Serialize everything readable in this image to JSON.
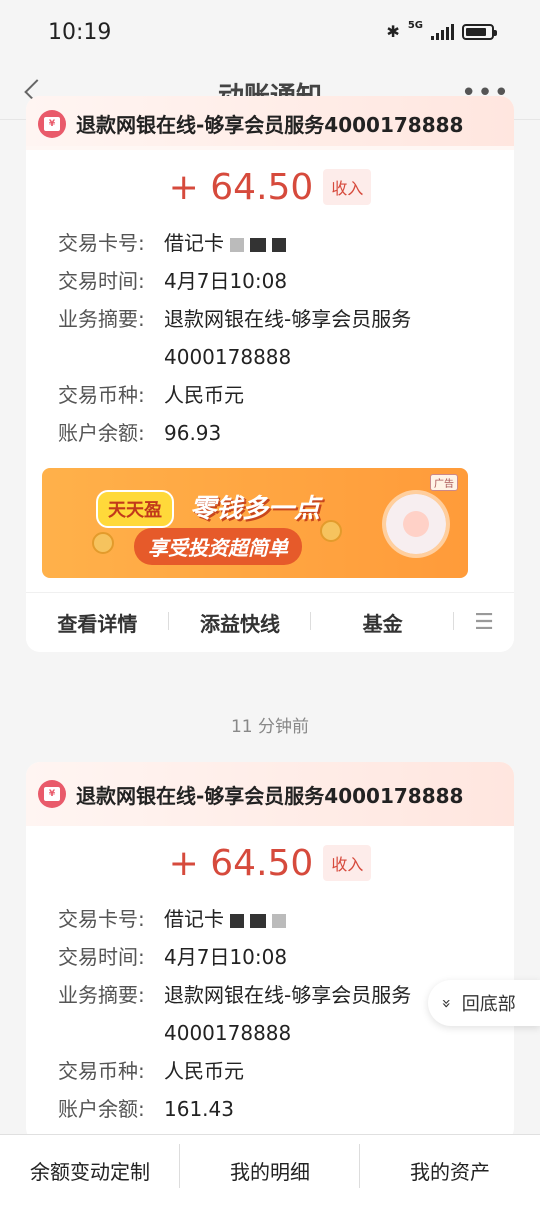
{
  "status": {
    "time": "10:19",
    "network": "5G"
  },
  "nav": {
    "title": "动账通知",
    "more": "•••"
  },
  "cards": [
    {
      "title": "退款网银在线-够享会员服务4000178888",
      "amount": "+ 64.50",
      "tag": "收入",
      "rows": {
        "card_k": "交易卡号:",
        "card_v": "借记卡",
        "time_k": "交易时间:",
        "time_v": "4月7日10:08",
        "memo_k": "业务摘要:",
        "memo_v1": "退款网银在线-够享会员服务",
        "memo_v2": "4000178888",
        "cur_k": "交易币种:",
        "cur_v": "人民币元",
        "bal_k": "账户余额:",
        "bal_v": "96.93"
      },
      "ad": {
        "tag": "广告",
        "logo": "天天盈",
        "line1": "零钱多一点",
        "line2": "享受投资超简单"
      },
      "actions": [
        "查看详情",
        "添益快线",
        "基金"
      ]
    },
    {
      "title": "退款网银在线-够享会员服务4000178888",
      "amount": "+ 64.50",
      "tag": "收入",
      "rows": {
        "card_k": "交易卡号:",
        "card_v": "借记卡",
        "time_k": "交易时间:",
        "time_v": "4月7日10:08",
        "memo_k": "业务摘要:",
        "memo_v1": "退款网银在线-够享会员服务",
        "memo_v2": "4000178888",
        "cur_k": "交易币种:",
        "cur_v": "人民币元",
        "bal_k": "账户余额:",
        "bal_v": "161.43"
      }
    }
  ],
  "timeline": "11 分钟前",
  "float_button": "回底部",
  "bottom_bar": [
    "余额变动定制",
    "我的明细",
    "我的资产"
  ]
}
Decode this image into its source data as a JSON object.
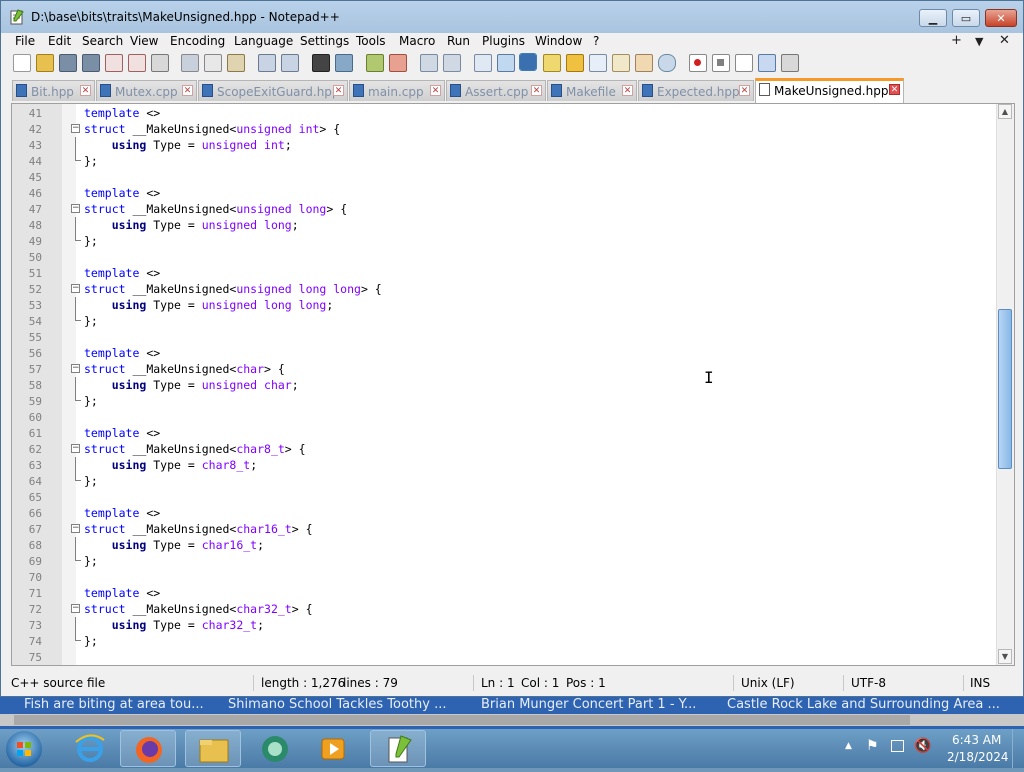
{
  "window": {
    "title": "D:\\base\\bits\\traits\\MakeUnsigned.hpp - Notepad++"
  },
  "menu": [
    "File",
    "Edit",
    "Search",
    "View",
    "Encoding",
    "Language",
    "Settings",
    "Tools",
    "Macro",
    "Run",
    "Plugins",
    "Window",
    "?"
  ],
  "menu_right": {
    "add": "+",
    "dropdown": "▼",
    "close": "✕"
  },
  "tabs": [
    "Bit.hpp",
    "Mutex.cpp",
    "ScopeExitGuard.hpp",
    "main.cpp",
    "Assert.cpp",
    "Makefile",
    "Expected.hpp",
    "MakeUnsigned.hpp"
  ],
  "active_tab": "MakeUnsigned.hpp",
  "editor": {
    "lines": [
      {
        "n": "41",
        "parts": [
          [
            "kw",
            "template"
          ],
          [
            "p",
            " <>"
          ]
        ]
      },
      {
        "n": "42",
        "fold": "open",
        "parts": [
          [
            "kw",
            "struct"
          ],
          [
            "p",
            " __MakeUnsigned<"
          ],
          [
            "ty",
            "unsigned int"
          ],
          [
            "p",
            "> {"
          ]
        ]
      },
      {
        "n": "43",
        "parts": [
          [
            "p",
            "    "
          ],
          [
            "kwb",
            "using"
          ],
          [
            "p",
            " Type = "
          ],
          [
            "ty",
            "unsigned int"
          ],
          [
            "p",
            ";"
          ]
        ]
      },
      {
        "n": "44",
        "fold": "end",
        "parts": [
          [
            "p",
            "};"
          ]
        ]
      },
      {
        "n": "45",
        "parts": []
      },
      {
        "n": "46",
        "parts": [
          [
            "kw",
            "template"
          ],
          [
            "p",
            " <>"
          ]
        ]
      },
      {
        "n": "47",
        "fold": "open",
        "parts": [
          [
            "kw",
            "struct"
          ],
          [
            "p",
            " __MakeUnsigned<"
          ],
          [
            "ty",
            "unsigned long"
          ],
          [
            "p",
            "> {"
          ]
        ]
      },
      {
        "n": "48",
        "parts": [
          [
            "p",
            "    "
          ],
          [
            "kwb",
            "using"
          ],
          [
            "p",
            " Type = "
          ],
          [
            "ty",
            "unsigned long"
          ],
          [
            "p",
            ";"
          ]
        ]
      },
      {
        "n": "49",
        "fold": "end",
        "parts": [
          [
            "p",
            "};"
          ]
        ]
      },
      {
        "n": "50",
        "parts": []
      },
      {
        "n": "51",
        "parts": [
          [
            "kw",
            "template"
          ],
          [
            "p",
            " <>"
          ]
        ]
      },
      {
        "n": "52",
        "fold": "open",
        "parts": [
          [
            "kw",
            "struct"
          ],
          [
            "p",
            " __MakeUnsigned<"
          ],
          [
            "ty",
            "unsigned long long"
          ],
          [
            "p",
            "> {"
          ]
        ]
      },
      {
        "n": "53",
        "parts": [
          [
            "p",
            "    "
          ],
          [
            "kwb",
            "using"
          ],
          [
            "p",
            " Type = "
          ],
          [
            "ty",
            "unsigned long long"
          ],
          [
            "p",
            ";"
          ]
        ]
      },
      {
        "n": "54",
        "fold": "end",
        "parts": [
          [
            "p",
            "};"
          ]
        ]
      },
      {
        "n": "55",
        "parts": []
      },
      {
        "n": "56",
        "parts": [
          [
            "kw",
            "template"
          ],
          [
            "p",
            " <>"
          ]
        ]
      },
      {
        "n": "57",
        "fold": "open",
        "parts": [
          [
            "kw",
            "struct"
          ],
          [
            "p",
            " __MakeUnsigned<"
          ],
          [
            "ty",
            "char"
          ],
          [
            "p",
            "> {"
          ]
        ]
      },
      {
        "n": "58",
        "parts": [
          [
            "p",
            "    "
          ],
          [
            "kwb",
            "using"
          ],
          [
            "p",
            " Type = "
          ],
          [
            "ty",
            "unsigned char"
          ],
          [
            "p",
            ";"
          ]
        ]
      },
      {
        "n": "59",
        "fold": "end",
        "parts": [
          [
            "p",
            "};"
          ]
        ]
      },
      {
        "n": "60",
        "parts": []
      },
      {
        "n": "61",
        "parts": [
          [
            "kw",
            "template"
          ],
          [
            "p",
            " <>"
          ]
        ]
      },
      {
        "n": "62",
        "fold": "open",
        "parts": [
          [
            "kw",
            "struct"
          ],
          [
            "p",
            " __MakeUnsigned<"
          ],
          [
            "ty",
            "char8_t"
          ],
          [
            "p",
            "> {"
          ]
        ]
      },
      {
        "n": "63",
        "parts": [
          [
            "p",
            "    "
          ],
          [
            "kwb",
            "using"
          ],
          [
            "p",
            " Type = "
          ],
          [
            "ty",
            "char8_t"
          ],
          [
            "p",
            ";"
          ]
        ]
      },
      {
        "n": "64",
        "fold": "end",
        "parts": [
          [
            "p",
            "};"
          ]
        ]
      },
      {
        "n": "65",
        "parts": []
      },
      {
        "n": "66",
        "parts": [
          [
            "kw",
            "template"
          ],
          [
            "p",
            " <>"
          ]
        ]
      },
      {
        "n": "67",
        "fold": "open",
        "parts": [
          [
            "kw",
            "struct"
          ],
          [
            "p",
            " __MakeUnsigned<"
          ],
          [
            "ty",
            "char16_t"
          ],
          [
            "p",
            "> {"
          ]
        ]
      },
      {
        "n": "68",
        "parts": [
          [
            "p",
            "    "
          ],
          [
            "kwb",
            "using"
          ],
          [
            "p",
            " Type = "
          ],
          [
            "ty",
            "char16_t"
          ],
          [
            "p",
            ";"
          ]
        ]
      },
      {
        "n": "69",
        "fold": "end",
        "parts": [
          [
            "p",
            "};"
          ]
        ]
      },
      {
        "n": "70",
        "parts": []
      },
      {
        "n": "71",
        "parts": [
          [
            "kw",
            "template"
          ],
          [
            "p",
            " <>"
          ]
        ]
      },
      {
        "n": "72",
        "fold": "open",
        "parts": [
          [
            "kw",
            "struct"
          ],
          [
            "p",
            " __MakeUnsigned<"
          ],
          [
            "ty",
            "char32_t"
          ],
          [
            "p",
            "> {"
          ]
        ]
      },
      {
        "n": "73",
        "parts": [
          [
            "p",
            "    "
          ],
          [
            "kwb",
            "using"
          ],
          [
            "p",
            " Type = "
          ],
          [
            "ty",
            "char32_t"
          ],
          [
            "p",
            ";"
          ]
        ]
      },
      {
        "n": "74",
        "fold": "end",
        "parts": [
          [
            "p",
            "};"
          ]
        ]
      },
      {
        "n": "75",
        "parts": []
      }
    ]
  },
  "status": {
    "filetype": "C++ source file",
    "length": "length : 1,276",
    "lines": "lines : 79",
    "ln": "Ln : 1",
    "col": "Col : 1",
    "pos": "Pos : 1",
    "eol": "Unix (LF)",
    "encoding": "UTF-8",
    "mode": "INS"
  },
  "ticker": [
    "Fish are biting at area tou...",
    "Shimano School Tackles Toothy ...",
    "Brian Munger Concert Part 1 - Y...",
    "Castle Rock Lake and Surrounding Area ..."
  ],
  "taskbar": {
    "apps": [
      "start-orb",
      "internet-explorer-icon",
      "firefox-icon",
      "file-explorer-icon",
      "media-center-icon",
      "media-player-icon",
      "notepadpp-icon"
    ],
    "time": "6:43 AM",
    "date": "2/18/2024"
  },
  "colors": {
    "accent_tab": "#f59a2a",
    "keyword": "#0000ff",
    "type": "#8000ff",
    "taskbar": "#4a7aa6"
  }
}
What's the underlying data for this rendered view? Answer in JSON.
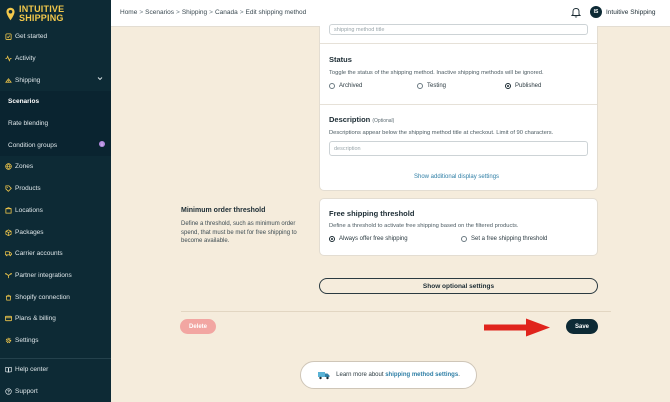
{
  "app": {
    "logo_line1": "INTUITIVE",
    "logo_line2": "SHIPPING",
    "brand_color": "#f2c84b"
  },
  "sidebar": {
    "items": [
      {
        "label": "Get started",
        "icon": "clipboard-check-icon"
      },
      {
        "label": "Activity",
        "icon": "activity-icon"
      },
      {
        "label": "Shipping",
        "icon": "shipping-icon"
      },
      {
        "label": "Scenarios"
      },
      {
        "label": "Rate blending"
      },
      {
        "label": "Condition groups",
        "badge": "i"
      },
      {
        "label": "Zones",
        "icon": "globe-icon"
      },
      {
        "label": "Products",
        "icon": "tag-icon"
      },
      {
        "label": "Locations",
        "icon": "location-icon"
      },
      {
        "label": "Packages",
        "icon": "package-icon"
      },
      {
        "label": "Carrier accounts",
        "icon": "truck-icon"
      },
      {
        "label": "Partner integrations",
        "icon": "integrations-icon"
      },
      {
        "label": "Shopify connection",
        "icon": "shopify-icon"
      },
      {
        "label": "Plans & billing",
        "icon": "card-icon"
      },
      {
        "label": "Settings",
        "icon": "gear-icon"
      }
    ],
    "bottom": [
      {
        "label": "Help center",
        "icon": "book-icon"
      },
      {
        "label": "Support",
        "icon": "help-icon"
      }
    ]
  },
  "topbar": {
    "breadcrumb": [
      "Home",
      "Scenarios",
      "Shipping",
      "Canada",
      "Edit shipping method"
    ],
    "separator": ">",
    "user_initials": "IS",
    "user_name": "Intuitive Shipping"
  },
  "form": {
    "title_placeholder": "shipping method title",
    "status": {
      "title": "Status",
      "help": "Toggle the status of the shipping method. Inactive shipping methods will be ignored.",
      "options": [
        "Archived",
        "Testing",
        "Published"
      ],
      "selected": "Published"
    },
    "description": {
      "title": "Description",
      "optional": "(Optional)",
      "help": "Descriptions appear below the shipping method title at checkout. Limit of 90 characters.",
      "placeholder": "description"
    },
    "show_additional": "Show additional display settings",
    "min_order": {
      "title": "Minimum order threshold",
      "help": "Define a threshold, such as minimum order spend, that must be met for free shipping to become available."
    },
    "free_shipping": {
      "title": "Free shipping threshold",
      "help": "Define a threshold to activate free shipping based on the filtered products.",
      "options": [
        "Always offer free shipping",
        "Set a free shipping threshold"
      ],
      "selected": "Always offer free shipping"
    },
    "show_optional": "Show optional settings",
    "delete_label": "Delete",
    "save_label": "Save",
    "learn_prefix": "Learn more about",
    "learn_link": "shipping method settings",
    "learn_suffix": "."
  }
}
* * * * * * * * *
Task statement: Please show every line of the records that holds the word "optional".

Exercise answer:
      "optional": "(Optional)",
    "show_optional": "Show optional settings",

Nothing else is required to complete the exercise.